Tax interacts with the I-κB kinase regulatory subunit, NEMO, to activate NF-κB, and this interaction is maintained in part by a molecular chaperone, Hsp90, and its co-chaperone Cdc37. The antibiotic geldanamycin (GA) inhibits Hsp90’s ATP binding for its proper interaction with client proteins. Administration of a novel water soluble and less toxic GA derivative, 17-dimethylaminoethylamino-17-demethoxygeldanamycin hydrochloride (17-DMAG) to Tax-expressing ATL transformed cell lines, C8166 and MT4, induced significant degradation of Tax. 17-DMAG also facilitated growth arrest and cellular apoptosis to C8166 and MT4 and other ATL cell lines while this treatment has no apparent effects on normal PBLs. 17-DMAG also down-regulated Tax-mediated intracellular signals including activation of NF-κB, AP-1 or HTLV1-LTR in Tax-transfected HEK293 cells.

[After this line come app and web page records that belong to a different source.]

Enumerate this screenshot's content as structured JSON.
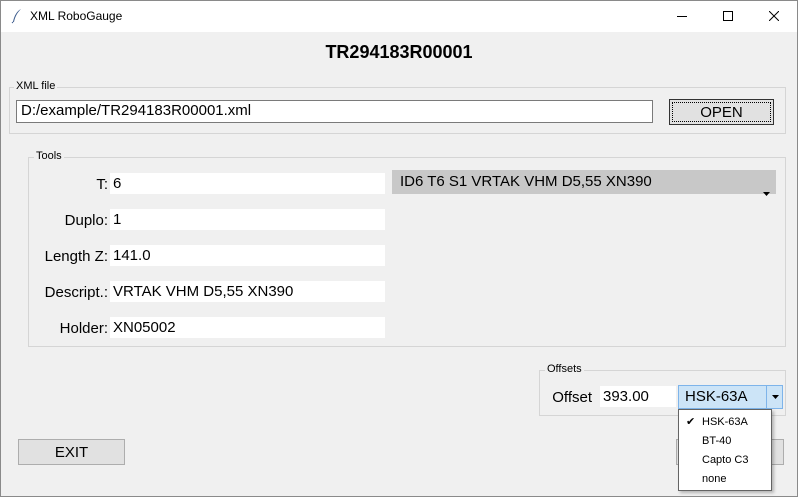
{
  "window": {
    "title": "XML RoboGauge",
    "controls": {
      "minimize": "minimize-icon",
      "maximize": "maximize-icon",
      "close": "close-icon"
    }
  },
  "header": {
    "title": "TR294183R00001"
  },
  "xml_file": {
    "group_label": "XML file",
    "path": "D:/example/TR294183R00001.xml",
    "open_label": "OPEN"
  },
  "tools": {
    "group_label": "Tools",
    "fields": [
      {
        "label": "T:",
        "value": "6"
      },
      {
        "label": "Duplo:",
        "value": "1"
      },
      {
        "label": "Length Z:",
        "value": "141.0"
      },
      {
        "label": "Descript.:",
        "value": "VRTAK VHM D5,55 XN390"
      },
      {
        "label": "Holder:",
        "value": "XN05002"
      }
    ],
    "selector_value": "ID6  T6  S1  VRTAK VHM D5,55 XN390"
  },
  "offsets": {
    "group_label": "Offsets",
    "offset_label": "Offset",
    "offset_value": "393.00",
    "holder_type_selected": "HSK-63A",
    "holder_type_options": [
      "HSK-63A",
      "BT-40",
      "Capto C3",
      "none"
    ],
    "checked_option": "HSK-63A"
  },
  "footer": {
    "exit_label": "EXIT"
  },
  "colors": {
    "window_bg": "#f0f0f0",
    "titlebar_bg": "#ffffff",
    "combo_bg": "#c8c8c8",
    "combo_active_bg": "#cce4f7",
    "combo_active_border": "#7eb4ea"
  }
}
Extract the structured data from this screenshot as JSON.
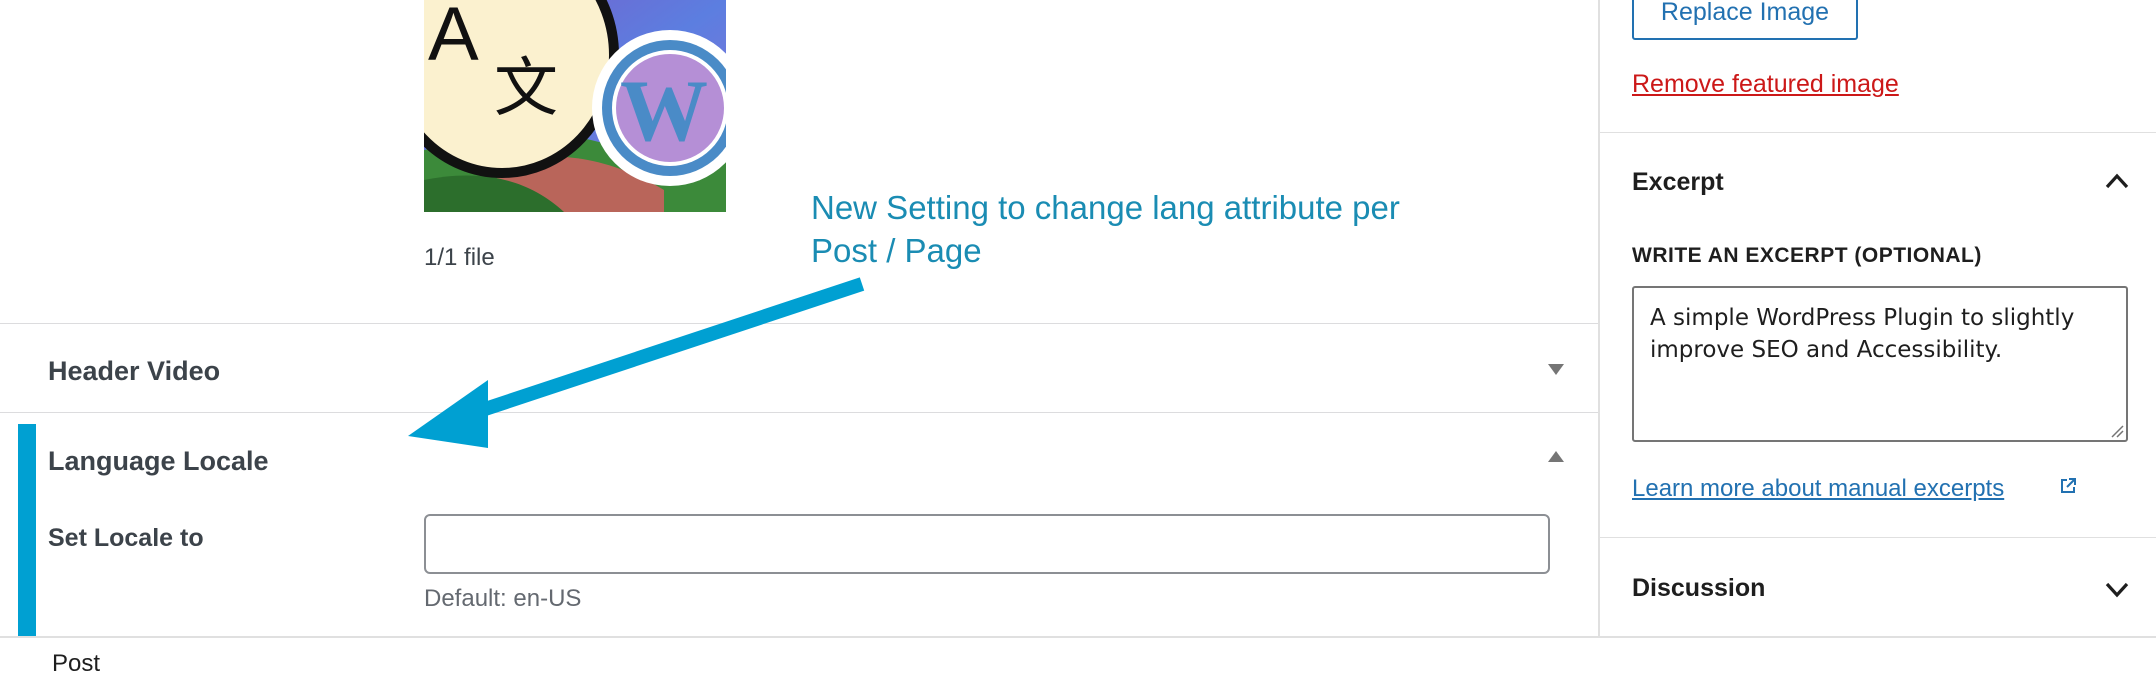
{
  "main": {
    "featured_media": {
      "file_count": "1/1 file",
      "glyph_latin": "A",
      "glyph_cjk": "文"
    },
    "panels": {
      "header_video": {
        "title": "Header Video",
        "state": "collapsed",
        "toggle_icon": "triangle-down-icon"
      },
      "language_locale": {
        "title": "Language Locale",
        "state": "expanded",
        "toggle_icon": "triangle-up-icon",
        "field_label": "Set Locale to",
        "field_value": "",
        "field_hint": "Default: en-US"
      }
    }
  },
  "annotation": {
    "text": "New Setting to change lang attribute per Post / Page",
    "color": "#1a8cb3",
    "arrow_color": "#00a0d2"
  },
  "sidebar": {
    "featured_image": {
      "replace_label": "Replace Image",
      "remove_label": "Remove featured image"
    },
    "excerpt": {
      "title": "Excerpt",
      "state": "expanded",
      "label": "WRITE AN EXCERPT (OPTIONAL)",
      "value": "A simple WordPress Plugin to slightly improve SEO and Accessibility.",
      "learn_more": "Learn more about manual excerpts"
    },
    "discussion": {
      "title": "Discussion",
      "state": "collapsed"
    }
  },
  "footer": {
    "breadcrumb": "Post"
  },
  "colors": {
    "accent": "#00a0d2",
    "link": "#2271b1",
    "destructive": "#cc1818"
  }
}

Oral administration of 17-DMAG to ATL-model mice xenografted with lymphomatous transgenic Lck-Tax cells or HTLV-1 producing tumor cells dramatically attenuated the aggressive infiltration into multiple organs, viral replication and improved survival periods. These observations identified 17-DMAG as a promising candidate for prevention of ATL progression.